The working group also addressed the protection risks facing children and youth affected by these conflicts in the Middle East, including child labor, forced recruitment, family separation, lack of birth registration and access to civil documentation, bullying, and gender-based violence, including early marriage. The group discussed the long-lasting impact of the trauma children experience during war and the importance of play and of engaging caregivers. The group further discussed the need to prevent children from being used in combat, the extent to which children are recruited and used by armed groups in Middle East conflicts, and the most effective methods in preventing such recruitment, as well as de-mobilizing and reintegrating children associated with armed groups. The group emphasized that forced recruitment is a form of modern-day slavery and children who have engaged as combatants should primarily be treated as victims.  Children in recent conflicts in Syria, Iraq and Yemen have suffered because of their affiliation with armed groups, and as a consequence are detained in camps, are unable to access basic services including education, and suffer further psychological trauma. The group has also discussed the pressing need to preserve schools and playgrounds as impartial and safe spaces for children and youth to continue their education. The group recognized the work carried out by the Special Representative of the Secretary General for Children and Armed Conflict in the region, including its work around violence prevention.  
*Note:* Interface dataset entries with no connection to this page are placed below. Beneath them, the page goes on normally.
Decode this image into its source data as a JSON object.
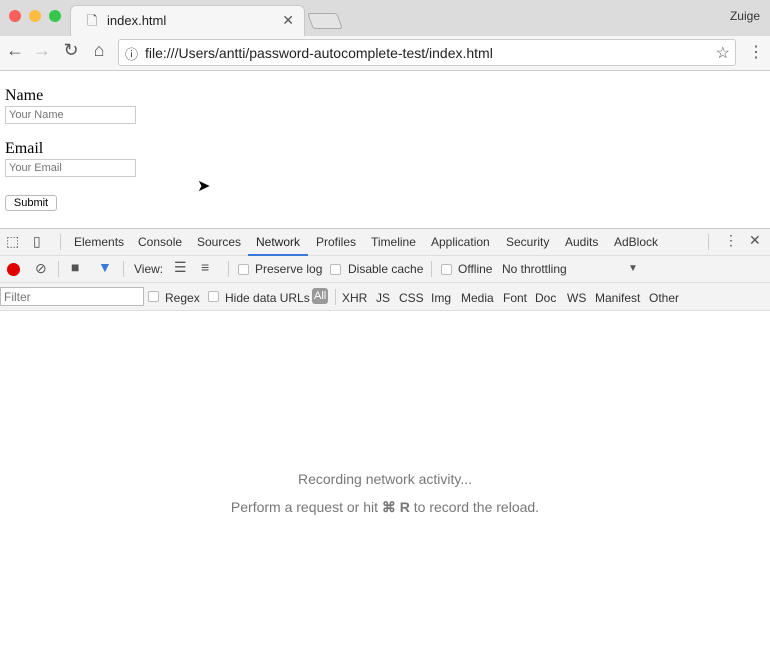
{
  "browser": {
    "tab_title": "index.html",
    "profile": "Zuige",
    "url": "file:///Users/antti/password-autocomplete-test/index.html"
  },
  "form": {
    "name_label": "Name",
    "name_placeholder": "Your Name",
    "email_label": "Email",
    "email_placeholder": "Your Email",
    "submit": "Submit"
  },
  "devtools": {
    "tabs": [
      "Elements",
      "Console",
      "Sources",
      "Network",
      "Profiles",
      "Timeline",
      "Application",
      "Security",
      "Audits",
      "AdBlock"
    ],
    "active_tab": "Network",
    "toolbar": {
      "view": "View:",
      "preserve_log": "Preserve log",
      "disable_cache": "Disable cache",
      "offline": "Offline",
      "throttling": "No throttling"
    },
    "filter": {
      "placeholder": "Filter",
      "regex": "Regex",
      "hide_data_urls": "Hide data URLs",
      "types": [
        "All",
        "XHR",
        "JS",
        "CSS",
        "Img",
        "Media",
        "Font",
        "Doc",
        "WS",
        "Manifest",
        "Other"
      ],
      "active_type": "All"
    },
    "empty": {
      "line1": "Recording network activity...",
      "line2_pre": "Perform a request or hit",
      "shortcut": "⌘ R",
      "line2_post": "to record the reload."
    },
    "colors": {
      "record": "#e00000",
      "accent": "#3879d9"
    }
  }
}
Bearing in mind that, in context of conflict and humanitarian crises, education and protection activities for children and youth can be mutually reinforcing, the last panel discussion focused on the role of schools in ensuring protection in the Middle East. Delegations explored efforts to limit the effect of armed conflict and humanitarian crises on students, teachers, educational facilities and activities, as well as initiatives to reinforce the protective nature of quality education for children, recognizing the key role that teachers can play in identifying and addressing protection needs of children and their families. The panel further discussed risks children, particularly girls, face at or on the way to and from school, including sexual exploitation and abuse. 

The Working Group on Humanitarian and Refugee Issues aims to support ongoing regional and national efforts, including those coordinated with UN agencies and humanitarian organizations, to protect children and youth in armed conflicts as well as to ensure access to quality education during displacement. The respect, protection, and promotion of the rights of children represent corner stones for the full and harmonious development of every society. Conflict produces a devastating, pernicious impact on the life of children, including on their bodies and minds. Despite efforts of the international community, violations against children continue unabated. Politically, we must look at conflict prevention and resolution efforts in a different manner. We must recognize that children suffer at the heart, not at the periphery, of contemporary armed conflict.

Participating Countries

  • Albania
  • Argentina
  • Australia 
  • Austria
  • Bahrain
  • Belgium
  • Brazil
  • Bulgaria
  • Canada
  • Croatia
  • Colombia
  • Cyprus
  • Czech Republic
  • Ecuador
  • Egypt
  • Ethiopia
  • Finland
  • Georgia
  • Greece
  • Hungary
  • Ireland
  • Israel
  • Italy
  • Japan
  • Jordan
  • Kenya
  • Kuwait
  • Luxembourg
  • Mexico
  • Morocco
  • Nigeria
  • Norway
  • Poland
  • Portugal
  • Qatar
  • Republic of Korea
  • Romania
  • Saudi Arabia
  • Senegal
  • Slovakia
  • Slovenia
  • Spain
  • Thailand
  • UK

U.S. Department of State

The Lessons of 1989: Freedom and Our Future